Description of the task
Each record is to be printed again precisely as it reads.

Data extracts
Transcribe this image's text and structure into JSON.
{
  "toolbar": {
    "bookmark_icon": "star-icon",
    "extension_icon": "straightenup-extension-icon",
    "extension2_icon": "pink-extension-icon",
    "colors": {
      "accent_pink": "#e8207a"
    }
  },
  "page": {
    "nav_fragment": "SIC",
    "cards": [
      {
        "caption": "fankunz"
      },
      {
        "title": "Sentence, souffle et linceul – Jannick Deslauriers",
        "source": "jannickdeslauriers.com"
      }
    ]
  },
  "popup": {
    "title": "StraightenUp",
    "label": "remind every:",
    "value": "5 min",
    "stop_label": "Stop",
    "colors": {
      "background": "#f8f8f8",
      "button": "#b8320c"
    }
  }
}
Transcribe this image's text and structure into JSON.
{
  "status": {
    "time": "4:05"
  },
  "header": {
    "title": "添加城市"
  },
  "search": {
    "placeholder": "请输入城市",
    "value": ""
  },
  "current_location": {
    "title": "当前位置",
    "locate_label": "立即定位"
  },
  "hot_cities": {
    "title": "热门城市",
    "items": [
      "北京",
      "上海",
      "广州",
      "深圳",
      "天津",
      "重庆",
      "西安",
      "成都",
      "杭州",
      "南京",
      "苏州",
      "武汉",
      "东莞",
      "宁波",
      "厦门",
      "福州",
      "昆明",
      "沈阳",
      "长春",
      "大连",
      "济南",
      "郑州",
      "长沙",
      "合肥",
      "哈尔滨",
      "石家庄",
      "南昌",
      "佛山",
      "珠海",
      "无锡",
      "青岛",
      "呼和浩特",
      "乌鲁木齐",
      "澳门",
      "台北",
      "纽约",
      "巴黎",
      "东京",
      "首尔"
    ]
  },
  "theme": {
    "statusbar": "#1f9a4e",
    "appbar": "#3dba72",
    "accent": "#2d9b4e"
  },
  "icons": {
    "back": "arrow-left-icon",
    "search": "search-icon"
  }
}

Result for this task
Transcribe this image's text and structure into JSON.
{
  "toolbar": {
    "bookmark_icon": "star-icon",
    "extension_icon": "straightenup-extension-icon",
    "extension2_icon": "pink-extension-icon",
    "colors": {
      "accent_pink": "#e8207a"
    }
  },
  "page": {
    "nav_fragment": "SIC",
    "cards": [
      {
        "caption": "fankunz"
      },
      {
        "title": "Sentence, souffle et linceul – Jannick Deslauriers",
        "source": "jannickdeslauriers.com"
      }
    ]
  },
  "popup": {
    "title": "StraightenUp",
    "label": "remind every:",
    "value": "5 min",
    "stop_label": "Stop",
    "colors": {
      "background": "#f8f8f8",
      "button": "#b8320c"
    }
  }
}
Transcribe this image's text and structure into JSON.
{
  "status": {
    "time": "4:05"
  },
  "header": {
    "title": "添加城市"
  },
  "search": {
    "placeholder": "请输入城市",
    "value": ""
  },
  "current_location": {
    "title": "当前位置",
    "locate_label": "立即定位"
  },
  "hot_cities": {
    "title": "热门城市",
    "items": [
      "北京",
      "上海",
      "广州",
      "深圳",
      "天津",
      "重庆",
      "西安",
      "成都",
      "杭州",
      "南京",
      "苏州",
      "武汉",
      "东莞",
      "宁波",
      "厦门",
      "福州",
      "昆明",
      "沈阳",
      "长春",
      "大连",
      "济南",
      "郑州",
      "长沙",
      "合肥",
      "哈尔滨",
      "石家庄",
      "南昌",
      "佛山",
      "珠海",
      "无锡",
      "青岛",
      "呼和浩特",
      "乌鲁木齐",
      "澳门",
      "台北",
      "纽约",
      "巴黎",
      "东京",
      "首尔"
    ]
  },
  "theme": {
    "statusbar": "#1f9a4e",
    "appbar": "#3dba72",
    "accent": "#2d9b4e"
  },
  "icons": {
    "back": "arrow-left-icon",
    "search": "search-icon"
  }
}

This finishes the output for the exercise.